This is why East End Seaport Museum and Marine Foundation has chosen to honor David Berson as the 2016 Maritime Festival Grand Marshal. We applaud and appreciate you, David.  Thank you for all you do!

The Quieter Side of Eastern LI

The Quieter Side of Eastern LI

North Fork of Long Island NY: The Quieter Side of Eastern LI

by MALERIE YOLEN-COHEN on AUGUST 24, 2016

WHY GO: Historically, the North Fork of Eastern Long Island, a mere 120 miles from Manhattan, has been sleepy and rural, lacking the dazzle of the movie-star-rich Hamptons on the oceanfront South Fork. But that is changing quickly. For 40 years, wineries have been replacing family farms out here, bringing newcomers who are sick and tired of the celebrity spectacle on the “other fork,” and who just want to unwind with wine in beautiful surroundings without having to glam up or jostle with paparazzi.

These wineries, too, have also drawn star chefs and stylists who’ve opened up fantastic restaurants and boutiques. So this Getaway, which begins on a timesaving ferry for those coming from New England, incorporates these new hot spots without forgetting the North Fork’s farming and maritime roots. And for added offbeat pleasure, we throw in a surprisingly nice hotel, located on the grounds of a marina just three miles from Greenport.

Fifteen Fantastic Things to Do on The North Fork of Long Island NY

Fifteen Fantastic Things to Do on The North Fork of Long Island NY

East End Seaport Museum is #7

 08/24/2016 04:08 pm ET | Updated 3 days ago

The North Fork, the quiet finger of the victory sign that extends out to the Easternmost region of Long Island NY- 120 miles from Manhattan and many dozens of farm stands away - is the fork that doesn’t have “Hampton” in any town name. This is the section of Long Island most preferred by those who shun the jostle of paparazzi and glitterati; those who wish to linger over a good espresso and scone in the morning and a just-purchased bottle of wine from a family-owned vineyard at dusk.

Things To Do

UNDERRATED TOWNS ON LONG ISLAND THAT ARE BETTER THAN THE HAMPTONS

By KATY LYN

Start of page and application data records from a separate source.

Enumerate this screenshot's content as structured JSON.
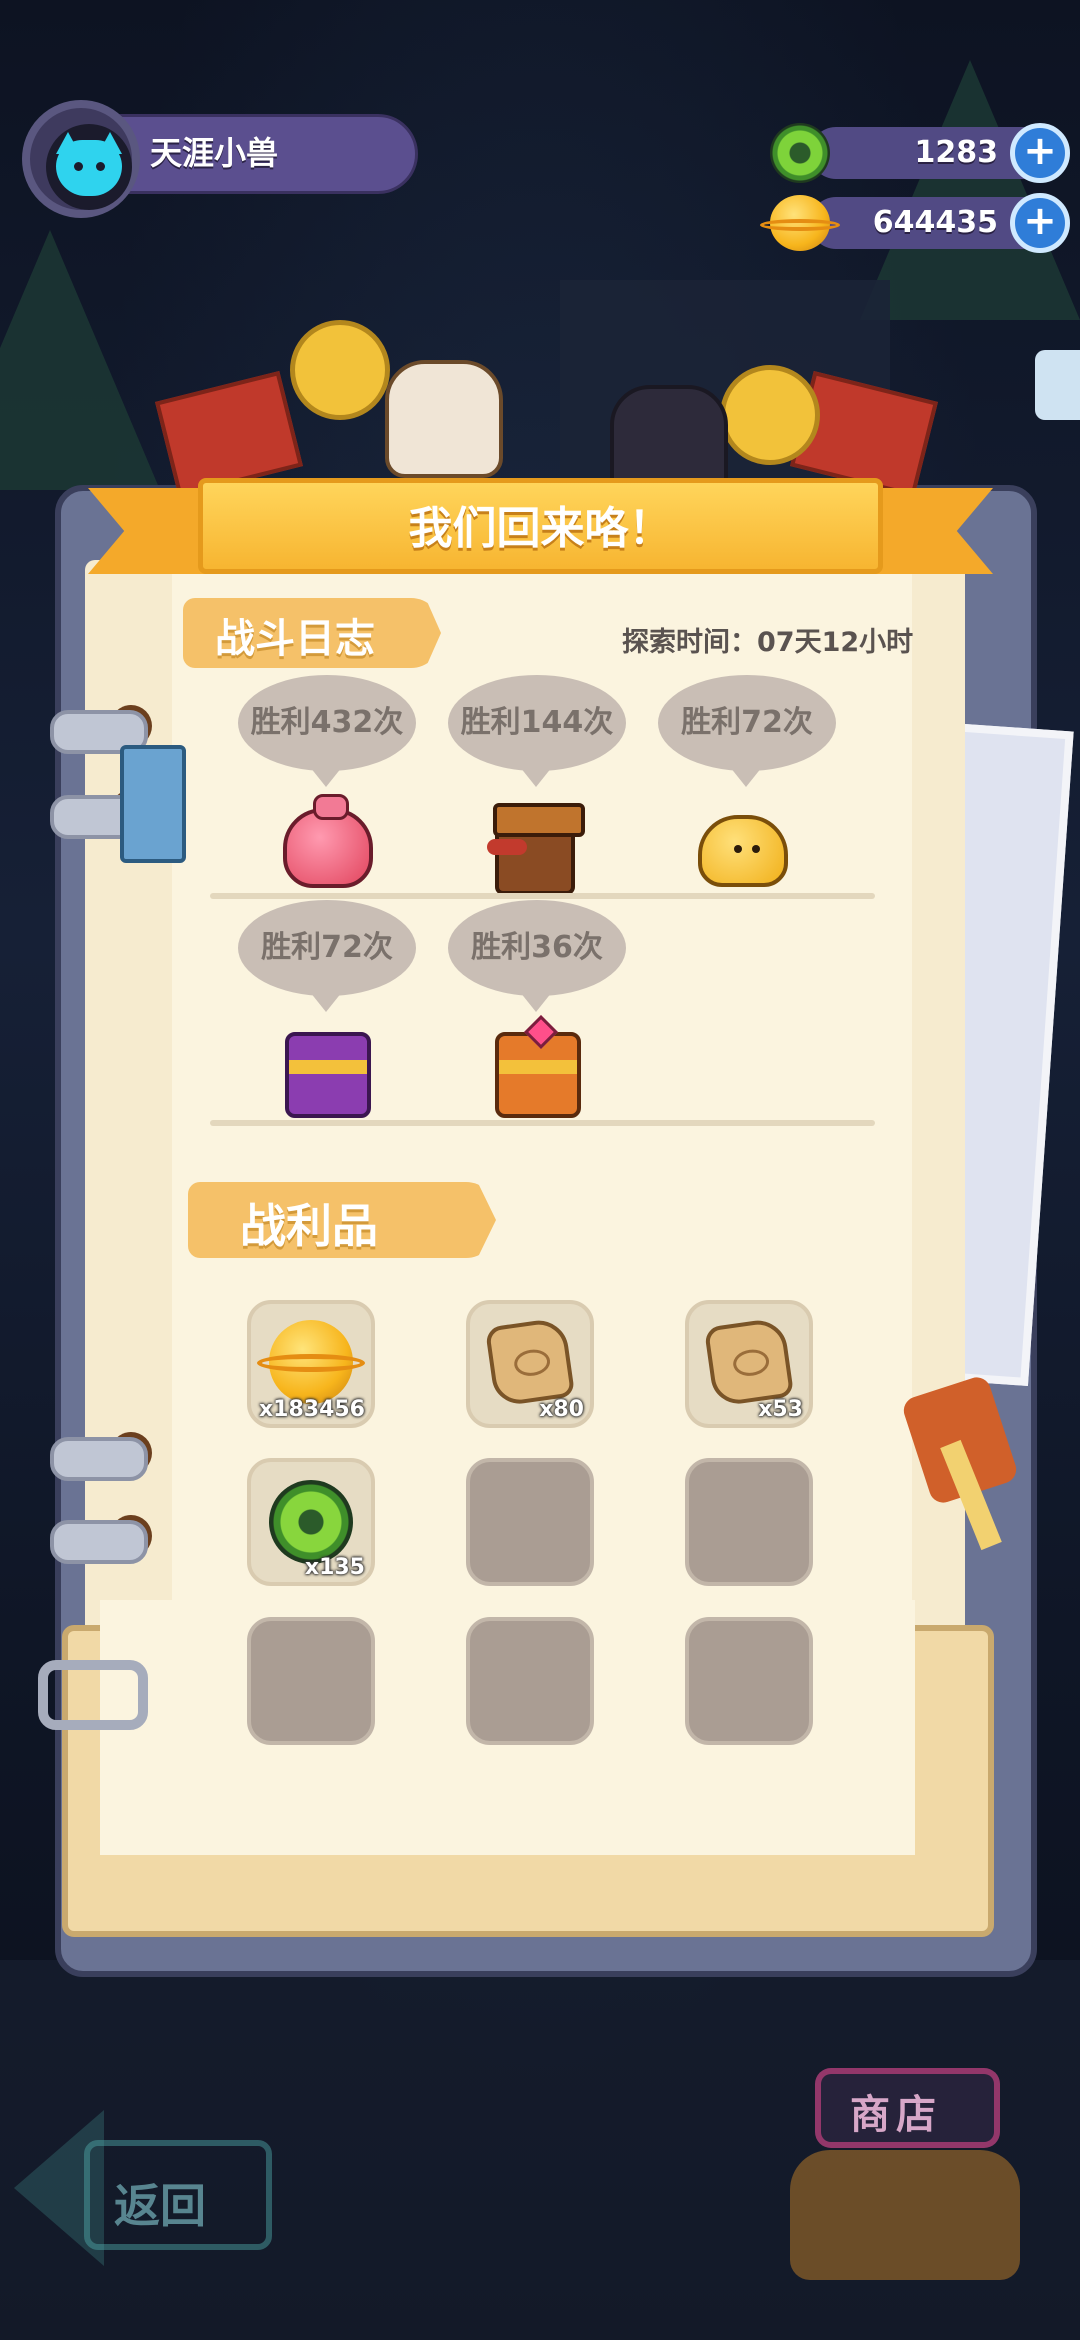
{
  "player": {
    "name": "天涯小兽"
  },
  "currencies": [
    {
      "icon": "green-donut-icon",
      "value": "1283"
    },
    {
      "icon": "gold-coin-icon",
      "value": "644435"
    }
  ],
  "banner": {
    "title": "我们回来咯！"
  },
  "battle_log": {
    "title": "战斗日志",
    "explore_time": "探索时间：07天12小时",
    "entries": [
      {
        "label": "胜利432次",
        "monster": "pink-blob-monster-icon"
      },
      {
        "label": "胜利144次",
        "monster": "box-mimic-monster-icon"
      },
      {
        "label": "胜利72次",
        "monster": "yellow-star-blob-icon"
      },
      {
        "label": "胜利72次",
        "monster": "purple-chest-monster-icon"
      },
      {
        "label": "胜利36次",
        "monster": "orange-chest-monster-icon"
      }
    ]
  },
  "loot": {
    "title": "战利品",
    "items": [
      {
        "icon": "gold-coin-icon",
        "qty": "x183456"
      },
      {
        "icon": "map-scroll-icon",
        "qty": "x80"
      },
      {
        "icon": "map-scroll-icon",
        "qty": "x53"
      },
      {
        "icon": "green-donut-icon",
        "qty": "x135"
      },
      {
        "icon": "",
        "qty": ""
      },
      {
        "icon": "",
        "qty": ""
      },
      {
        "icon": "",
        "qty": ""
      },
      {
        "icon": "",
        "qty": ""
      },
      {
        "icon": "",
        "qty": ""
      }
    ]
  },
  "nav": {
    "back_label": "返回",
    "shop_label": "商店"
  }
}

Summer unleashes a fervent need to escape the sweltering city for coastal breezes and open air. But who wants to trade crowded streets and overpriced drinks for jam-packed beaches and restaurants catering to the ultra-rich? Trust us, there are much better options out east than fighting for elbow room on a crowded Jitney. For a real change of pace, skip the Hamptons and head to one of these underrated Long Island towns.

COMPLETE ARTICLE

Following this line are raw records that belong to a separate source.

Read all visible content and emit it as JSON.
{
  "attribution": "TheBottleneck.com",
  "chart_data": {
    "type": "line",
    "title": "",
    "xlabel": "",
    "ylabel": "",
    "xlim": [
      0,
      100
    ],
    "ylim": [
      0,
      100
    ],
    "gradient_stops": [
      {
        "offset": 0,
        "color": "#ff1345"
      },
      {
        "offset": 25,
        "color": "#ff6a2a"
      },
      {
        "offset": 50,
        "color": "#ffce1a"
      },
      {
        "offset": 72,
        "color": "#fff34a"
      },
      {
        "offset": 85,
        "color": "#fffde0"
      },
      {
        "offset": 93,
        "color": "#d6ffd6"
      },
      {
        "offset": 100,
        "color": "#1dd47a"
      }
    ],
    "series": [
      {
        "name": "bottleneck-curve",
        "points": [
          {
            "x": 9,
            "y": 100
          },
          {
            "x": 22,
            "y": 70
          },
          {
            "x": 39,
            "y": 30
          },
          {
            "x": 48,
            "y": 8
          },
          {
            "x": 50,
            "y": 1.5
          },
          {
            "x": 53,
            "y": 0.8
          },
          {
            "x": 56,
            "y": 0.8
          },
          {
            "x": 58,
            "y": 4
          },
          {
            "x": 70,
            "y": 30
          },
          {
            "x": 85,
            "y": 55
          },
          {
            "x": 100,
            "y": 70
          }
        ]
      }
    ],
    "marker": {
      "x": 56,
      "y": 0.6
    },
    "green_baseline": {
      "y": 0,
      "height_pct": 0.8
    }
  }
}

Greenport

Why it's so great: The allure of this North Fork hamlet is that it still remains relatively undiscovered by the swarms of summer visitors that descend on the Island every weekend. A former shipbuilding center, Greenport's nautical history is notable all over town. It’s home to the Seaport Museum and Marine Foundation, honoring the area's rich maritime tradition. The historic village even has a working blacksmith, housed in a replica of the original building from the 1870s. All of this surrounds the town's waterfront epicenter of Mitchell Park.

What to do: Wander the streets around Mitchell Park for shopping at independent boutiques and antique stores. For lunch, go for a classic Long Island staple -- a platter of local steamers enjoyed dockside -- at Claudio's Clam Bar. If you need a change of scenery, take the shuttle to Shelter Island for further exploring (it leaves every 12 minutes) or stick around for dinner at the Frisky Oyster. The ocean-to-table restaurant is lauded for its interesting twists on fresh seafood. Finish the day with a cocktail at Brix & Rye, a bar that aims to elevate classics like the gin gimlet or Sazerac to new heights.

Sign up here for our daily NYC email and be the first to get all the food/drink/fun New York has to offer.

Katy Lyn is a magazine editor and LI resident whose goal is to visit every brewery on this island (wineries don't hurt either).

Greenport’s Otto Schoenstein

Greenport’s Otto Schoenstein

Otto Schoenstein is a living legend.

Little did he know when he designed and built his first boat at age 11 that the stage was being set for a lifelong adventure of craftsmanship and creations that would touch so many lives. And little did I know when I called him to talk about the Kayak Derby he started for the Maritime Festival 14 years ago I would end up spending a few hours getting the most interesting Greenport history lesson ever.